_Task statement_
All records, minus the pictures: write them out exactly.

─── Records shown

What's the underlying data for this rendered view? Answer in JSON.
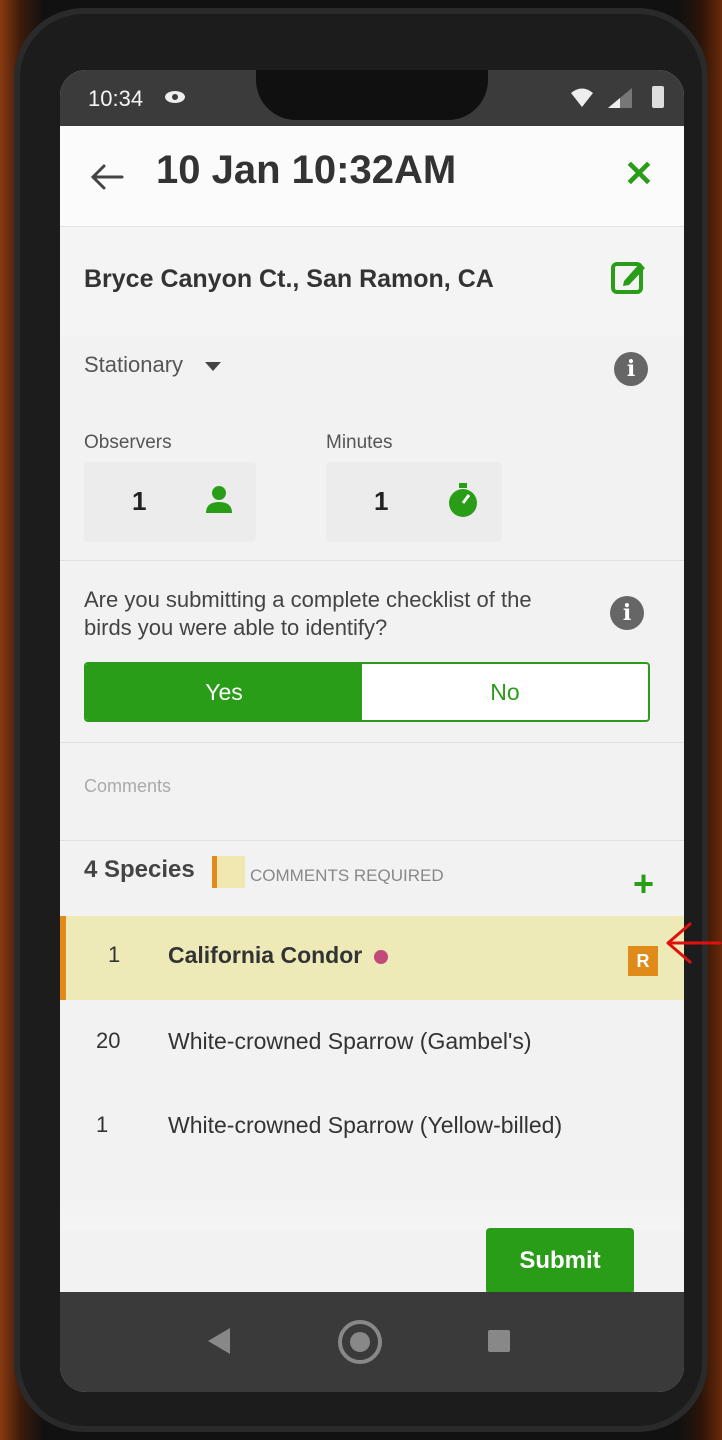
{
  "status_bar": {
    "time": "10:34"
  },
  "header": {
    "title": "10 Jan 10:32AM"
  },
  "location": {
    "name": "Bryce Canyon Ct., San Ramon, CA"
  },
  "protocol": {
    "selected": "Stationary"
  },
  "observers": {
    "label": "Observers",
    "value": "1"
  },
  "minutes": {
    "label": "Minutes",
    "value": "1"
  },
  "complete_checklist": {
    "question": "Are you submitting a complete checklist of the birds you were able to identify?",
    "yes_label": "Yes",
    "no_label": "No",
    "selected": "Yes"
  },
  "comments": {
    "placeholder": "Comments"
  },
  "species_section": {
    "count_label": "4 Species",
    "legend_label": "COMMENTS REQUIRED"
  },
  "species": [
    {
      "count": "1",
      "name": "California Condor",
      "rare_badge": "R"
    },
    {
      "count": "20",
      "name": "White-crowned Sparrow (Gambel's)"
    },
    {
      "count": "1",
      "name": "White-crowned Sparrow (Yellow-billed)"
    }
  ],
  "actions": {
    "submit_label": "Submit"
  },
  "colors": {
    "accent": "#2a9d18",
    "flag": "#e08a1a",
    "flag_bg": "#eeeab8",
    "annotation": "#e01010"
  }
}
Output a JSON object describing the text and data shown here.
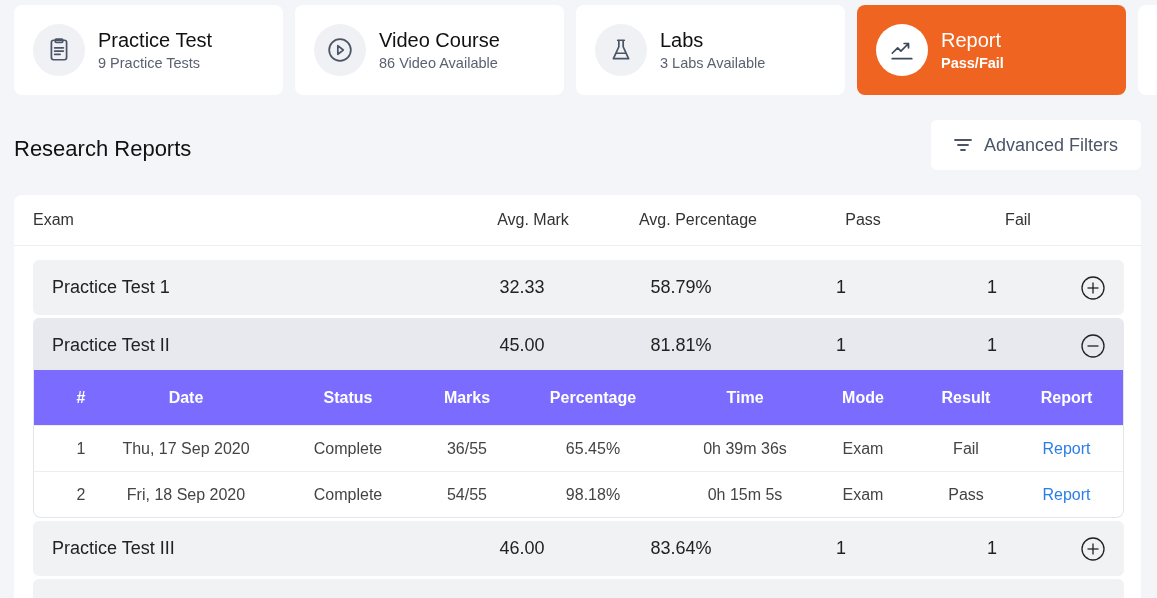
{
  "cards": [
    {
      "kind": "clipboard",
      "title": "Practice Test",
      "subtitle": "9 Practice Tests",
      "selected": false
    },
    {
      "kind": "play",
      "title": "Video Course",
      "subtitle": "86 Video Available",
      "selected": false
    },
    {
      "kind": "flask",
      "title": "Labs",
      "subtitle": "3 Labs Available",
      "selected": false
    },
    {
      "kind": "trend",
      "title": "Report",
      "subtitle": "Pass/Fail",
      "selected": true
    }
  ],
  "heading": "Research Reports",
  "filter_button": "Advanced Filters",
  "table": {
    "columns": [
      "Exam",
      "Avg. Mark",
      "Avg. Percentage",
      "Pass",
      "Fail"
    ],
    "rows": [
      {
        "exam": "Practice Test 1",
        "avg_mark": "32.33",
        "avg_percentage": "58.79%",
        "pass": "1",
        "fail": "1",
        "expanded": false
      },
      {
        "exam": "Practice Test II",
        "avg_mark": "45.00",
        "avg_percentage": "81.81%",
        "pass": "1",
        "fail": "1",
        "expanded": true,
        "detail": {
          "columns": [
            "#",
            "Date",
            "Status",
            "Marks",
            "Percentage",
            "Time",
            "Mode",
            "Result",
            "Report"
          ],
          "rows": [
            {
              "cells": [
                "1",
                "Thu, 17 Sep 2020",
                "Complete",
                "36/55",
                "65.45%",
                "0h 39m 36s",
                "Exam",
                "Fail"
              ],
              "link": "Report"
            },
            {
              "cells": [
                "2",
                "Fri, 18 Sep 2020",
                "Complete",
                "54/55",
                "98.18%",
                "0h 15m 5s",
                "Exam",
                "Pass"
              ],
              "link": "Report"
            }
          ]
        }
      },
      {
        "exam": "Practice Test III",
        "avg_mark": "46.00",
        "avg_percentage": "83.64%",
        "pass": "1",
        "fail": "1",
        "expanded": false
      }
    ]
  }
}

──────

_Answer section_
What's the underlying data for this rendered view? Answer in JSON.
{
  "status_bar": {
    "time": "10:34"
  },
  "header": {
    "title": "10 Jan 10:32AM"
  },
  "location": {
    "name": "Bryce Canyon Ct., San Ramon, CA"
  },
  "protocol": {
    "selected": "Stationary"
  },
  "observers": {
    "label": "Observers",
    "value": "1"
  },
  "minutes": {
    "label": "Minutes",
    "value": "1"
  },
  "complete_checklist": {
    "question": "Are you submitting a complete checklist of the birds you were able to identify?",
    "yes_label": "Yes",
    "no_label": "No",
    "selected": "Yes"
  },
  "comments": {
    "placeholder": "Comments"
  },
  "species_section": {
    "count_label": "4 Species",
    "legend_label": "COMMENTS REQUIRED"
  },
  "species": [
    {
      "count": "1",
      "name": "California Condor",
      "rare_badge": "R"
    },
    {
      "count": "20",
      "name": "White-crowned Sparrow (Gambel's)"
    },
    {
      "count": "1",
      "name": "White-crowned Sparrow (Yellow-billed)"
    }
  ],
  "actions": {
    "submit_label": "Submit"
  },
  "colors": {
    "accent": "#2a9d18",
    "flag": "#e08a1a",
    "flag_bg": "#eeeab8",
    "annotation": "#e01010"
  }
}
Output a JSON object describing the text and data shown here.
{
  "cards": [
    {
      "kind": "clipboard",
      "title": "Practice Test",
      "subtitle": "9 Practice Tests",
      "selected": false
    },
    {
      "kind": "play",
      "title": "Video Course",
      "subtitle": "86 Video Available",
      "selected": false
    },
    {
      "kind": "flask",
      "title": "Labs",
      "subtitle": "3 Labs Available",
      "selected": false
    },
    {
      "kind": "trend",
      "title": "Report",
      "subtitle": "Pass/Fail",
      "selected": true
    }
  ],
  "heading": "Research Reports",
  "filter_button": "Advanced Filters",
  "table": {
    "columns": [
      "Exam",
      "Avg. Mark",
      "Avg. Percentage",
      "Pass",
      "Fail"
    ],
    "rows": [
      {
        "exam": "Practice Test 1",
        "avg_mark": "32.33",
        "avg_percentage": "58.79%",
        "pass": "1",
        "fail": "1",
        "expanded": false
      },
      {
        "exam": "Practice Test II",
        "avg_mark": "45.00",
        "avg_percentage": "81.81%",
        "pass": "1",
        "fail": "1",
        "expanded": true,
        "detail": {
          "columns": [
            "#",
            "Date",
            "Status",
            "Marks",
            "Percentage",
            "Time",
            "Mode",
            "Result",
            "Report"
          ],
          "rows": [
            {
              "cells": [
                "1",
                "Thu, 17 Sep 2020",
                "Complete",
                "36/55",
                "65.45%",
                "0h 39m 36s",
                "Exam",
                "Fail"
              ],
              "link": "Report"
            },
            {
              "cells": [
                "2",
                "Fri, 18 Sep 2020",
                "Complete",
                "54/55",
                "98.18%",
                "0h 15m 5s",
                "Exam",
                "Pass"
              ],
              "link": "Report"
            }
          ]
        }
      },
      {
        "exam": "Practice Test III",
        "avg_mark": "46.00",
        "avg_percentage": "83.64%",
        "pass": "1",
        "fail": "1",
        "expanded": false
      }
    ]
  }
}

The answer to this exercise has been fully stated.